The leaders of two anti-establishment parties - The Five Star Movement and the anti-illegal migrant League party - are setting their sights on power after Italians backed populist politicians in the general election.
The BBC's James Reynolds, in Milan, looks at what the result means for the country.
Luigi Di Maio and Matteo Salvini were once outsiders in Italian politics. They have now become the mainstream.
Italian voters, when they're fed up, have a habit of trying out new voices. In 1994, following corruption scandals, the country re-aligned itself.
Now, to a certain extent, Italy is repeating its old experiments.
Five Star began in 2009 as a radical, even anti-political party. For years, it was dominated by its co-founder, the comedian Beppe Grillo. Earlier this year, he decided to stand back from the party.
In retrospect, this looks like a smart move. It allowed the movement to prove that it represents more than the loud visions of a single, occasionally conspiratorial-sounding man.
The movement made a big point of running alone in this election (by contrast, other major parties teamed up into electoral alliances).
But the feature that gives the party its strength - its independence - may now become its weakness.
In order to form a government, Five Star must find coalition partners. Its inexperience in working with others may be a disadvantage in the practical business of coalition building.
So, which way will Five Star turn?
It's possible that the party will reach out to defeated centre-left Democratic Party, and to other smaller groupings.
Alternatively, Five Star may hope to convince the League party to join a coalition as a junior partner.
The two parties share a scepticism of Italy's relationship with the European Union. They also share several domestic views, including a hostility towards mandatory vaccinations for children.
But the League party is in no mood to take the small chair at the table. In Milan, party leader Matteo Salvini insisted that his organisation has itself earned the right to lead the country.
The League has risen dramatically in recent years. It was founded in 1991 as a secessionist party, which scorned what it viewed as the scrounging southern part of the country.

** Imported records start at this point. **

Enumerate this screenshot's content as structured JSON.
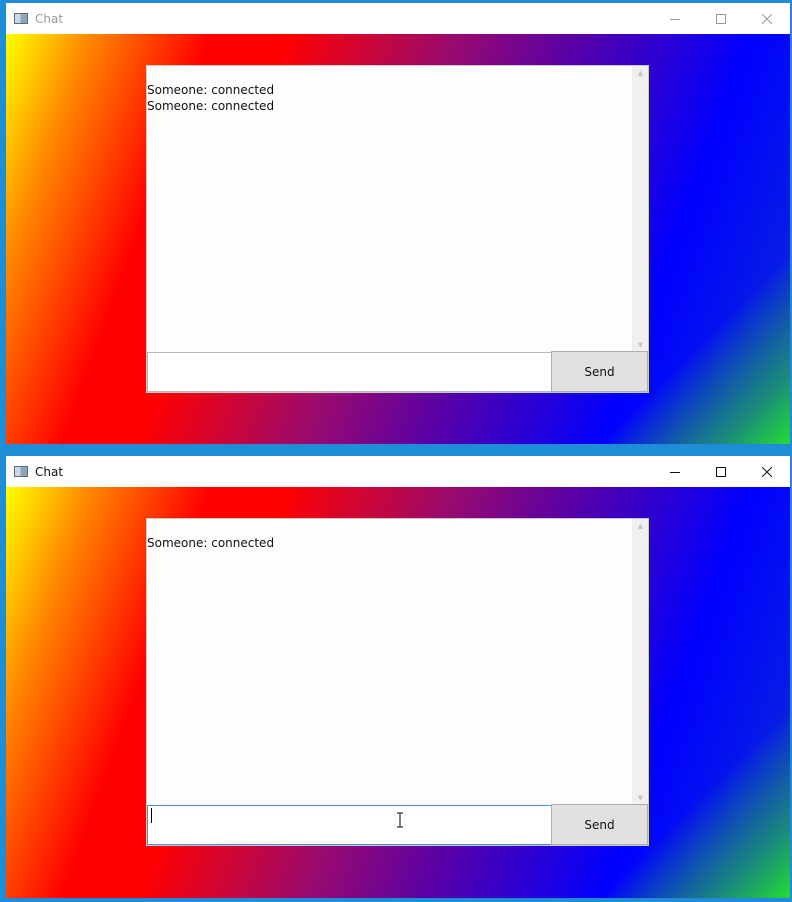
{
  "windows": [
    {
      "title": "Chat",
      "messages": [
        "Someone: connected",
        "Someone: connected"
      ],
      "input_value": "",
      "send_label": "Send",
      "focused": false
    },
    {
      "title": "Chat",
      "messages": [
        "Someone: connected"
      ],
      "input_value": "",
      "send_label": "Send",
      "focused": true
    }
  ],
  "icons": {
    "app": "app-icon",
    "minimize": "minimize-icon",
    "maximize": "maximize-icon",
    "close": "close-icon"
  },
  "colors": {
    "window_border": "#2b82d9",
    "button_face": "#e1e1e1",
    "focus_border": "#4a90d9"
  }
}
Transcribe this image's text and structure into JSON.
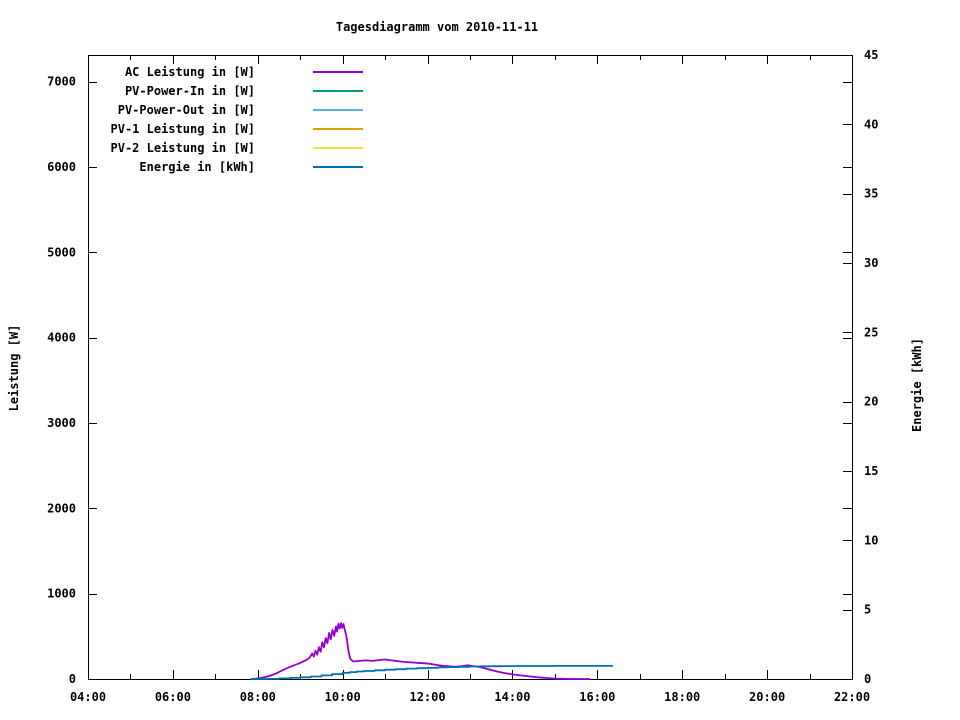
{
  "title": "Tagesdiagramm vom 2010-11-11",
  "axes": {
    "y_label": "Leistung [W]",
    "y2_label": "Energie [kWh]"
  },
  "chart_data": {
    "type": "line",
    "title": "Tagesdiagramm vom 2010-11-11",
    "xlabel": "",
    "ylabel": "Leistung [W]",
    "y2label": "Energie [kWh]",
    "grid": false,
    "legend_position": "top-left-inside",
    "x_ticks_major": [
      {
        "label": "04:00",
        "hour": 4
      },
      {
        "label": "06:00",
        "hour": 6
      },
      {
        "label": "08:00",
        "hour": 8
      },
      {
        "label": "10:00",
        "hour": 10
      },
      {
        "label": "12:00",
        "hour": 12
      },
      {
        "label": "14:00",
        "hour": 14
      },
      {
        "label": "16:00",
        "hour": 16
      },
      {
        "label": "18:00",
        "hour": 18
      },
      {
        "label": "20:00",
        "hour": 20
      },
      {
        "label": "22:00",
        "hour": 22
      }
    ],
    "x_minor_tick_every_hours": 1,
    "x_range_hours": [
      4,
      22
    ],
    "y_left": {
      "tick_values": [
        0,
        1000,
        2000,
        3000,
        4000,
        5000,
        6000,
        7000
      ],
      "range": [
        0,
        7312
      ]
    },
    "y_right": {
      "tick_values": [
        0,
        5,
        10,
        15,
        20,
        25,
        30,
        35,
        40,
        45
      ],
      "range": [
        0,
        45
      ]
    },
    "series": [
      {
        "name": "AC Leistung in [W]",
        "color": "#9400d3",
        "axis": "left",
        "style": "line",
        "points": [
          [
            7.83,
            0
          ],
          [
            7.95,
            3
          ],
          [
            8.05,
            10
          ],
          [
            8.17,
            22
          ],
          [
            8.3,
            40
          ],
          [
            8.42,
            62
          ],
          [
            8.55,
            95
          ],
          [
            8.7,
            130
          ],
          [
            8.85,
            160
          ],
          [
            8.95,
            178
          ],
          [
            9.05,
            200
          ],
          [
            9.15,
            225
          ],
          [
            9.22,
            248
          ],
          [
            9.28,
            300
          ],
          [
            9.32,
            262
          ],
          [
            9.36,
            330
          ],
          [
            9.4,
            285
          ],
          [
            9.44,
            372
          ],
          [
            9.48,
            320
          ],
          [
            9.52,
            430
          ],
          [
            9.56,
            370
          ],
          [
            9.6,
            480
          ],
          [
            9.64,
            420
          ],
          [
            9.68,
            540
          ],
          [
            9.72,
            465
          ],
          [
            9.76,
            575
          ],
          [
            9.8,
            505
          ],
          [
            9.84,
            615
          ],
          [
            9.87,
            555
          ],
          [
            9.9,
            648
          ],
          [
            9.93,
            592
          ],
          [
            9.96,
            655
          ],
          [
            9.99,
            600
          ],
          [
            10.02,
            645
          ],
          [
            10.05,
            575
          ],
          [
            10.08,
            520
          ],
          [
            10.11,
            430
          ],
          [
            10.14,
            320
          ],
          [
            10.18,
            235
          ],
          [
            10.25,
            205
          ],
          [
            10.4,
            212
          ],
          [
            10.55,
            218
          ],
          [
            10.7,
            212
          ],
          [
            10.85,
            222
          ],
          [
            11.0,
            228
          ],
          [
            11.15,
            218
          ],
          [
            11.3,
            208
          ],
          [
            11.45,
            200
          ],
          [
            11.6,
            195
          ],
          [
            11.75,
            190
          ],
          [
            11.9,
            185
          ],
          [
            12.05,
            178
          ],
          [
            12.2,
            165
          ],
          [
            12.35,
            155
          ],
          [
            12.5,
            149
          ],
          [
            12.65,
            143
          ],
          [
            12.8,
            150
          ],
          [
            12.95,
            160
          ],
          [
            13.05,
            152
          ],
          [
            13.15,
            148
          ],
          [
            13.3,
            132
          ],
          [
            13.45,
            112
          ],
          [
            13.6,
            92
          ],
          [
            13.8,
            70
          ],
          [
            14.0,
            54
          ],
          [
            14.2,
            42
          ],
          [
            14.4,
            30
          ],
          [
            14.6,
            20
          ],
          [
            14.8,
            12
          ],
          [
            15.0,
            5
          ],
          [
            15.15,
            2
          ],
          [
            15.3,
            0
          ],
          [
            15.83,
            0
          ]
        ]
      },
      {
        "name": "PV-Power-In in [W]",
        "color": "#009e73",
        "axis": "left",
        "style": "line",
        "points": []
      },
      {
        "name": "PV-Power-Out in [W]",
        "color": "#56b4e9",
        "axis": "left",
        "style": "line",
        "points": []
      },
      {
        "name": "PV-1 Leistung in [W]",
        "color": "#e69f00",
        "axis": "left",
        "style": "line",
        "points": []
      },
      {
        "name": "PV-2 Leistung in [W]",
        "color": "#f0e442",
        "axis": "left",
        "style": "line",
        "points": []
      },
      {
        "name": "Energie in [kWh]",
        "color": "#0072b2",
        "axis": "right",
        "style": "steps",
        "points": [
          [
            7.83,
            0
          ],
          [
            8.25,
            0.01
          ],
          [
            8.5,
            0.04
          ],
          [
            8.75,
            0.08
          ],
          [
            9.0,
            0.12
          ],
          [
            9.25,
            0.18
          ],
          [
            9.5,
            0.26
          ],
          [
            9.75,
            0.35
          ],
          [
            10.0,
            0.45
          ],
          [
            10.17,
            0.5
          ],
          [
            10.33,
            0.54
          ],
          [
            10.5,
            0.58
          ],
          [
            10.75,
            0.63
          ],
          [
            11.0,
            0.67
          ],
          [
            11.25,
            0.71
          ],
          [
            11.5,
            0.75
          ],
          [
            11.75,
            0.78
          ],
          [
            12.0,
            0.81
          ],
          [
            12.25,
            0.84
          ],
          [
            12.5,
            0.86
          ],
          [
            12.75,
            0.88
          ],
          [
            13.0,
            0.9
          ],
          [
            13.25,
            0.915
          ],
          [
            13.5,
            0.925
          ],
          [
            13.75,
            0.93
          ],
          [
            14.0,
            0.935
          ],
          [
            14.5,
            0.94
          ],
          [
            15.0,
            0.945
          ],
          [
            16.37,
            0.945
          ]
        ]
      }
    ]
  }
}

But the League now seeks the lead the country it once wanted to break apart.
The party has increased its support partly by swapping its enemies. Instead of criticising southerners, the party now campaigns against illegal migrants.
Matteo Salvini has promised the mass deportation of those who've come to Italy illegally - a position that's clearly won him support.

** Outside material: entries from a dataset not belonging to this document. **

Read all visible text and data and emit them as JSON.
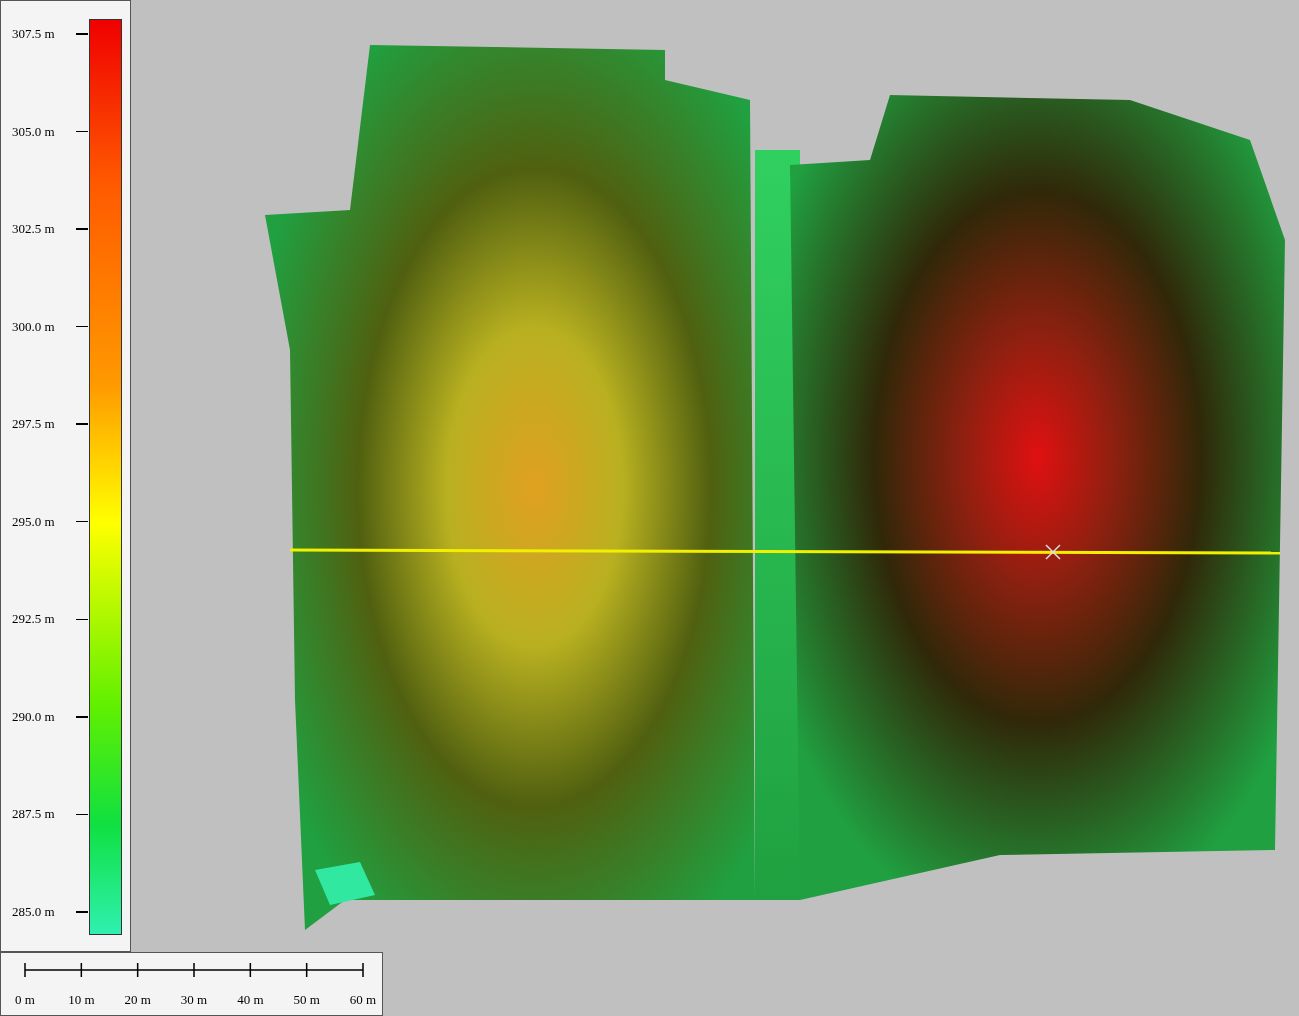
{
  "legend": {
    "labels": [
      "307.5 m",
      "305.0 m",
      "302.5 m",
      "300.0 m",
      "297.5 m",
      "295.0 m",
      "292.5 m",
      "290.0 m",
      "287.5 m",
      "285.0 m"
    ]
  },
  "scale_bar": {
    "labels": [
      "0 m",
      "10 m",
      "20 m",
      "30 m",
      "40 m",
      "50 m",
      "60 m"
    ]
  }
}
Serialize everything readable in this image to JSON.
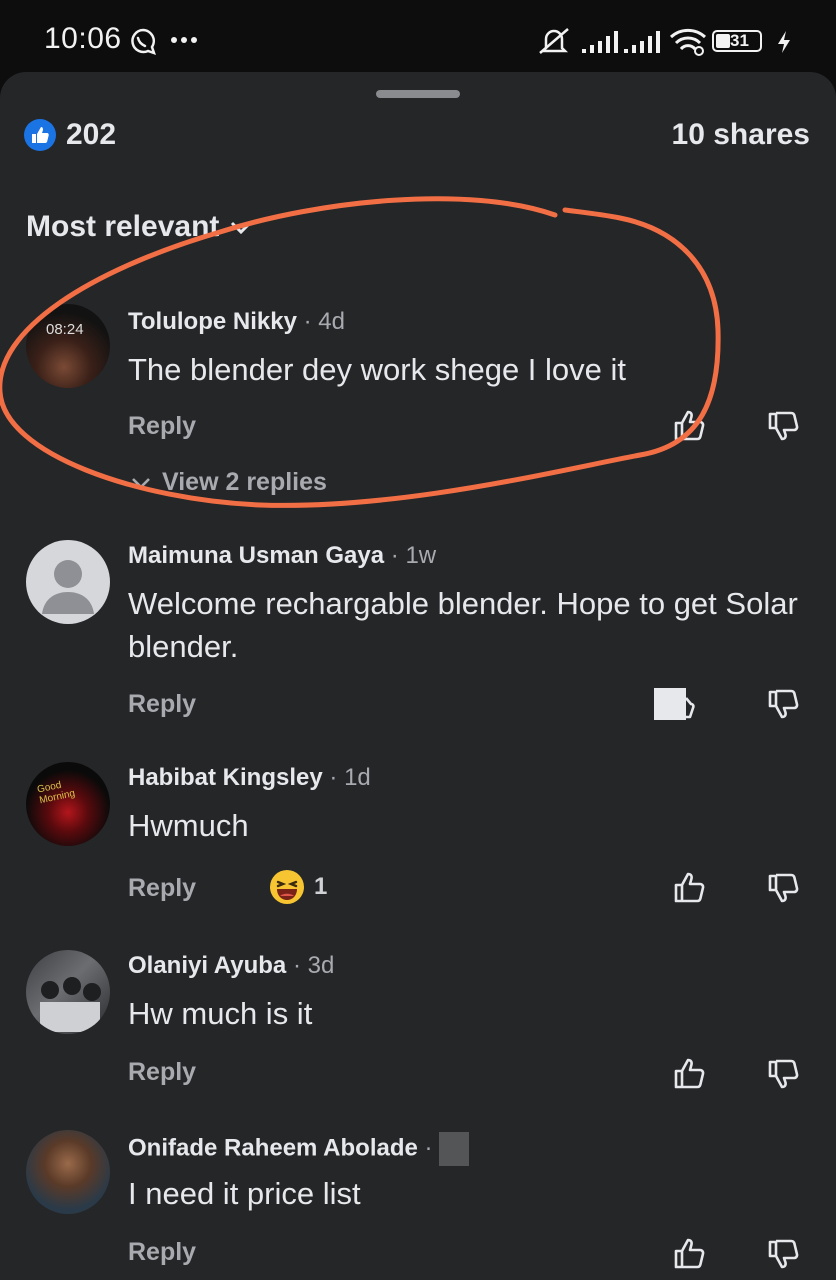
{
  "status_bar": {
    "time": "10:06",
    "battery": "31"
  },
  "post_stats": {
    "likes": "202",
    "shares": "10 shares"
  },
  "sort": {
    "label": "Most relevant"
  },
  "comments": [
    {
      "name": "Tolulope Nikky",
      "age": "4d",
      "text": "The blender dey work shege I love it",
      "reply": "Reply",
      "view_replies": "View 2 replies",
      "avatar_overlay": "08:24"
    },
    {
      "name": "Maimuna Usman Gaya",
      "age": "1w",
      "text": "Welcome rechargable blender. Hope to get Solar blender.",
      "reply": "Reply"
    },
    {
      "name": "Habibat Kingsley",
      "age": "1d",
      "text": "Hwmuch",
      "reply": "Reply",
      "reaction_count": "1",
      "avatar_overlay": "Good Morning"
    },
    {
      "name": "Olaniyi Ayuba",
      "age": "3d",
      "text": "Hw much is it",
      "reply": "Reply"
    },
    {
      "name": "Onifade Raheem Abolade",
      "age": "",
      "text": "I need it  price list",
      "reply": "Reply"
    }
  ],
  "colors": {
    "sheet_bg": "#252628",
    "accent_blue": "#1b74e4",
    "annotation": "#f26f45"
  }
}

Crucially, the League has overtaken Silvio Berlusconi's Forza Italia as the biggest grouping within the centre-right alliance.

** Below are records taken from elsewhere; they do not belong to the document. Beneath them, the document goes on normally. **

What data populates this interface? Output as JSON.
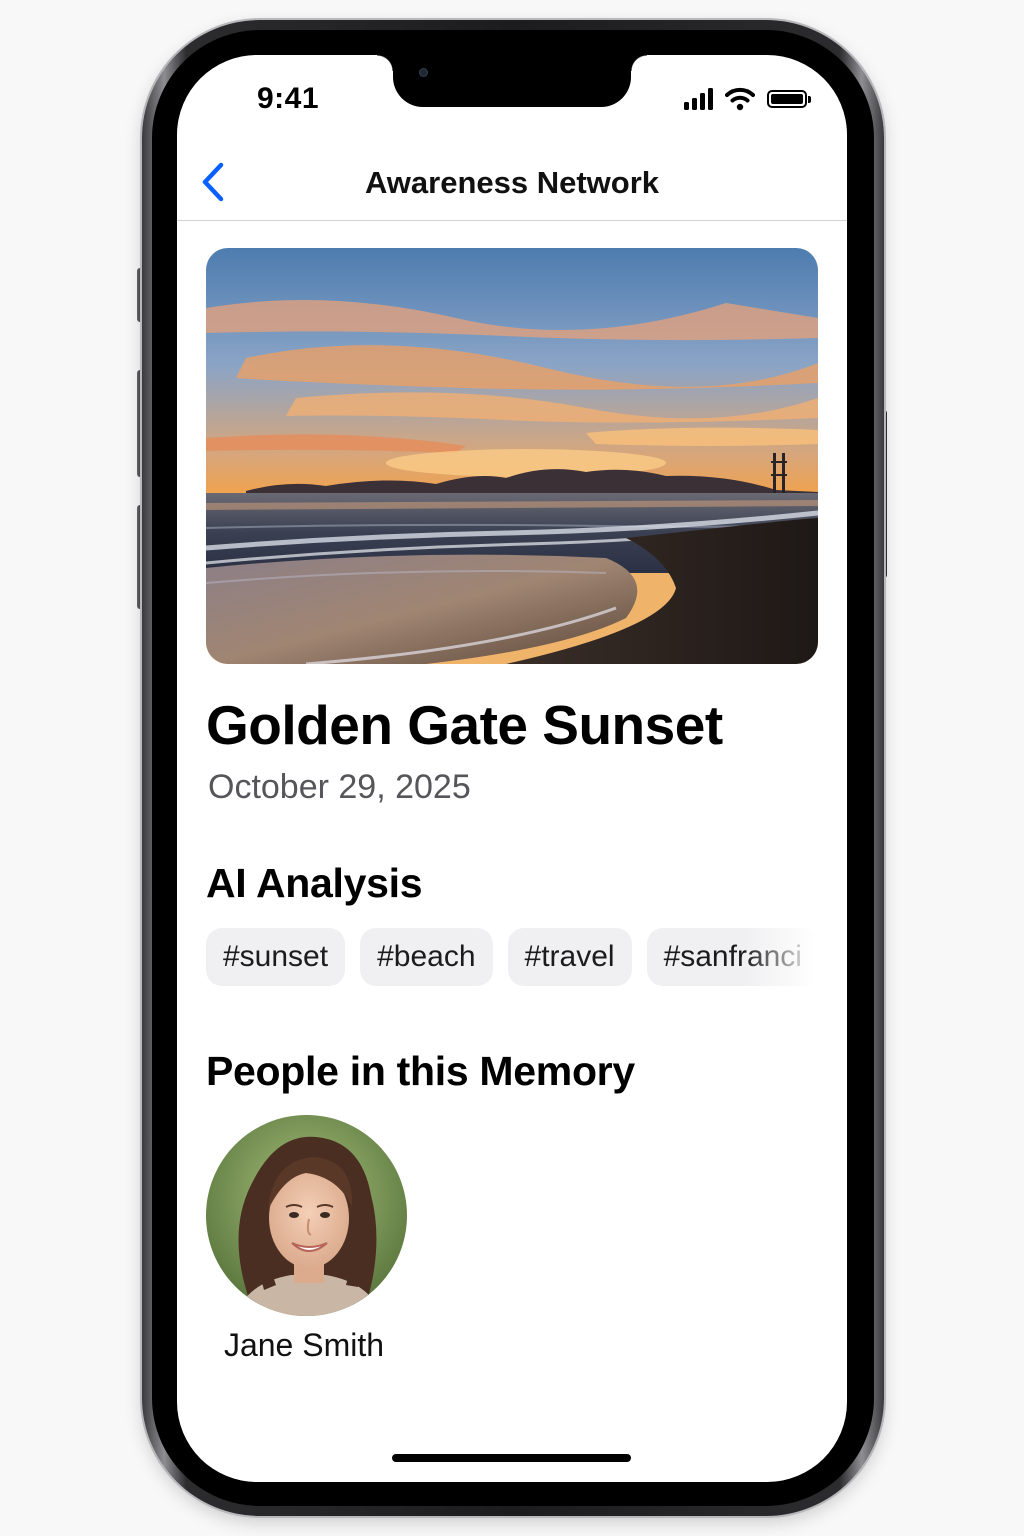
{
  "status_bar": {
    "time": "9:41",
    "icons": [
      "cellular-signal-icon",
      "wifi-icon",
      "battery-icon"
    ]
  },
  "nav": {
    "title": "Awareness Network",
    "back_icon": "chevron-left-icon"
  },
  "memory": {
    "photo": "sunset-beach-photo",
    "title": "Golden Gate Sunset",
    "date": "October 29, 2025"
  },
  "ai_analysis": {
    "heading": "AI Analysis",
    "tags": [
      "#sunset",
      "#beach",
      "#travel",
      "#sanfranci"
    ]
  },
  "people": {
    "heading": "People in this Memory",
    "items": [
      {
        "name": "Jane Smith",
        "avatar": "person-portrait"
      }
    ]
  },
  "colors": {
    "accent": "#0a60ff",
    "chip_background": "#f0f0f2",
    "secondary_text": "#55555a"
  }
}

Mr Berlusconi, 81, will now have to find a new way of retaking centre stage.
He may be commiserated by his fellow former prime minister, the Democratic Party's Matteo Renzi - who was also heavily defeated in this vote.
In 1994, Mr Berlusconi was Italy's fresh voice.
Twenty years later, Mr Renzi took his turn as the energetic new face in Italy's politics.
But the country's voters have repeatedly proven that new faces don't always last. That's a sobering warning for Luigi Di Maio and Matteo Salvini.